*** Block opens ***

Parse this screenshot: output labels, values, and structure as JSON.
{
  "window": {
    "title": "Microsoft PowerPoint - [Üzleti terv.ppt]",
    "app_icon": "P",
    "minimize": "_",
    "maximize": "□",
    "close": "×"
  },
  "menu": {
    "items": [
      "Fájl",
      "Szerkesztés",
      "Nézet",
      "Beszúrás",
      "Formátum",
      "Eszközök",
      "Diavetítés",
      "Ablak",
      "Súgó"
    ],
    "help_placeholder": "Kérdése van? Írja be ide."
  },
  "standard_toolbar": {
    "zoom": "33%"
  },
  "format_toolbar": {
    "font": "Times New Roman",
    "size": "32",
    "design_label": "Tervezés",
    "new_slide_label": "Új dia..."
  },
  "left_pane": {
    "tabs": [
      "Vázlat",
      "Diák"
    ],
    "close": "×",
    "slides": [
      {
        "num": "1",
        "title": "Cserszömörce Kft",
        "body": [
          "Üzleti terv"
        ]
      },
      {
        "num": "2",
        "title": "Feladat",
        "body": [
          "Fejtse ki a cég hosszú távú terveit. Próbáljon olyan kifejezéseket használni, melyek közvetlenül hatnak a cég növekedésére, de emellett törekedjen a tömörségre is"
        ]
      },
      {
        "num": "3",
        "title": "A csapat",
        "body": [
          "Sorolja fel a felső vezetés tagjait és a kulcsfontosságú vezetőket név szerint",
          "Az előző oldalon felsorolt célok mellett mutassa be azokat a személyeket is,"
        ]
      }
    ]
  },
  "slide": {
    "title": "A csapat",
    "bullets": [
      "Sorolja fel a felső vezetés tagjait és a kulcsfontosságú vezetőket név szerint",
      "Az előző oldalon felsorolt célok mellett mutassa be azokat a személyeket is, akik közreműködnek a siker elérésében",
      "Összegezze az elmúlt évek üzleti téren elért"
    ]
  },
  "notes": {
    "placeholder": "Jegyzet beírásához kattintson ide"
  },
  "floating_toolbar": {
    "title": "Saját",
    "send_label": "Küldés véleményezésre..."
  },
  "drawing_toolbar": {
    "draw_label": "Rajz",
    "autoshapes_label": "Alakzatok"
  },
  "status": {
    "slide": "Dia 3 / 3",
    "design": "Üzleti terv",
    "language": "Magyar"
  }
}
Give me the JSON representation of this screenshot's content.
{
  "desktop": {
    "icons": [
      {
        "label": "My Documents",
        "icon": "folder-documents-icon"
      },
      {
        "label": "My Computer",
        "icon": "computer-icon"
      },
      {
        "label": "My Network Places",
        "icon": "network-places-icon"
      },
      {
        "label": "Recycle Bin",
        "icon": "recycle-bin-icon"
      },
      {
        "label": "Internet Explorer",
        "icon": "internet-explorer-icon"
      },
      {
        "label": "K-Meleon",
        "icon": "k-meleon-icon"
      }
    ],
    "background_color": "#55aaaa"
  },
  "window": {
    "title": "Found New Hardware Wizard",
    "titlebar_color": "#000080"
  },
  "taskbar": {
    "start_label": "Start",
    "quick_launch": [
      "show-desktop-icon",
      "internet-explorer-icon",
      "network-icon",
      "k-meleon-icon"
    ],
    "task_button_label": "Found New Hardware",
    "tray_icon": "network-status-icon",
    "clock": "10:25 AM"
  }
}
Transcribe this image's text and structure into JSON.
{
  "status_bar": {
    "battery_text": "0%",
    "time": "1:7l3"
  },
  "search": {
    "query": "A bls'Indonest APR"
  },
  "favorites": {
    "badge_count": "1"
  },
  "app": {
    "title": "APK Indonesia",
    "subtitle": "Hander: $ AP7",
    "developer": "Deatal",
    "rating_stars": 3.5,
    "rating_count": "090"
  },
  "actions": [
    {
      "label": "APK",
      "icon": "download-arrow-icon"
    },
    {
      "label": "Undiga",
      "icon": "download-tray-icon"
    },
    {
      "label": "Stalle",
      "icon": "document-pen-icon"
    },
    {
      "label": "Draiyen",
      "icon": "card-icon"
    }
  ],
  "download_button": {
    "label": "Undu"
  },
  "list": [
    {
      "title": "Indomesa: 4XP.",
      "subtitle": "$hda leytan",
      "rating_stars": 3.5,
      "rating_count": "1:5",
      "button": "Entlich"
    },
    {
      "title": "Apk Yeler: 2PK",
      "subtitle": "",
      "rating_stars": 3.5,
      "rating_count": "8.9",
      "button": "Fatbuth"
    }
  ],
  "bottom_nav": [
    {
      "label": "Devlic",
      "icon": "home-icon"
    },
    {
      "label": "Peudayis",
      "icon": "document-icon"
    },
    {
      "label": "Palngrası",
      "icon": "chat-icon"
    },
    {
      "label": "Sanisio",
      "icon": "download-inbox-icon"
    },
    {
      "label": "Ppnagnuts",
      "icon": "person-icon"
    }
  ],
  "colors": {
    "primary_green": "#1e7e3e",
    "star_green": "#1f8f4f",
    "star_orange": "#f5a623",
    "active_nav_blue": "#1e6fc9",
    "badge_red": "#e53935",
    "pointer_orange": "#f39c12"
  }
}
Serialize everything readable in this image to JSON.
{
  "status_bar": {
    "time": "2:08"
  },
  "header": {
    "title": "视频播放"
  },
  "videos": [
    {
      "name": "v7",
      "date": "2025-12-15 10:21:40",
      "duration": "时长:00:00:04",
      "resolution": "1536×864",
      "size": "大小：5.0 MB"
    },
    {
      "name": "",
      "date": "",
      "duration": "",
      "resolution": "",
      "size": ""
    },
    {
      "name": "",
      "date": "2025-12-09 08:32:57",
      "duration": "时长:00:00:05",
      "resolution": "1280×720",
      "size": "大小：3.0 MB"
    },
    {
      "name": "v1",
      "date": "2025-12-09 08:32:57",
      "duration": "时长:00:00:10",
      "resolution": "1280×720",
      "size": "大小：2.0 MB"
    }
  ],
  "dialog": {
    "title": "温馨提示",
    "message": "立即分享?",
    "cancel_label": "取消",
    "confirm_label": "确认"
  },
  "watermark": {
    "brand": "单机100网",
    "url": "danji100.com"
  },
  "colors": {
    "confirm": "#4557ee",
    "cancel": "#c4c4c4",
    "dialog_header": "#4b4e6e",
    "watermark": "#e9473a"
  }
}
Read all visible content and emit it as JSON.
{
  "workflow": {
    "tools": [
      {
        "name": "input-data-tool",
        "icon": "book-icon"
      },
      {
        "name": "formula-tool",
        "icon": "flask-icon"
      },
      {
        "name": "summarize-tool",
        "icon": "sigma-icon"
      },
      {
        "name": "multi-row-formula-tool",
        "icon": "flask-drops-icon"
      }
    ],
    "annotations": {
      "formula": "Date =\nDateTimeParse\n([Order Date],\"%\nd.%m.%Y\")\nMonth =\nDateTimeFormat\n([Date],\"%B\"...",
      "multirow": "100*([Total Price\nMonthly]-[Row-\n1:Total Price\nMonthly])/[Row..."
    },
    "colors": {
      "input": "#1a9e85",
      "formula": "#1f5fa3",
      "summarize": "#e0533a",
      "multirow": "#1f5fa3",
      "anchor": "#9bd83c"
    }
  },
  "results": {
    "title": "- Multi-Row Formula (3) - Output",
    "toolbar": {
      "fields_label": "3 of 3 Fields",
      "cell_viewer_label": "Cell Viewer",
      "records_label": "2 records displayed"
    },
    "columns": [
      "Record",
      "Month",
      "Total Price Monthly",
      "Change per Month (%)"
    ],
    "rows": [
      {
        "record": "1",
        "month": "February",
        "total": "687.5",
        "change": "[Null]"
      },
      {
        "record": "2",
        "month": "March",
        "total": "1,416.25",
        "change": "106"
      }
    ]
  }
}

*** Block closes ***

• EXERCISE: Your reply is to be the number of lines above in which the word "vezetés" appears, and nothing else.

• REPLY: 2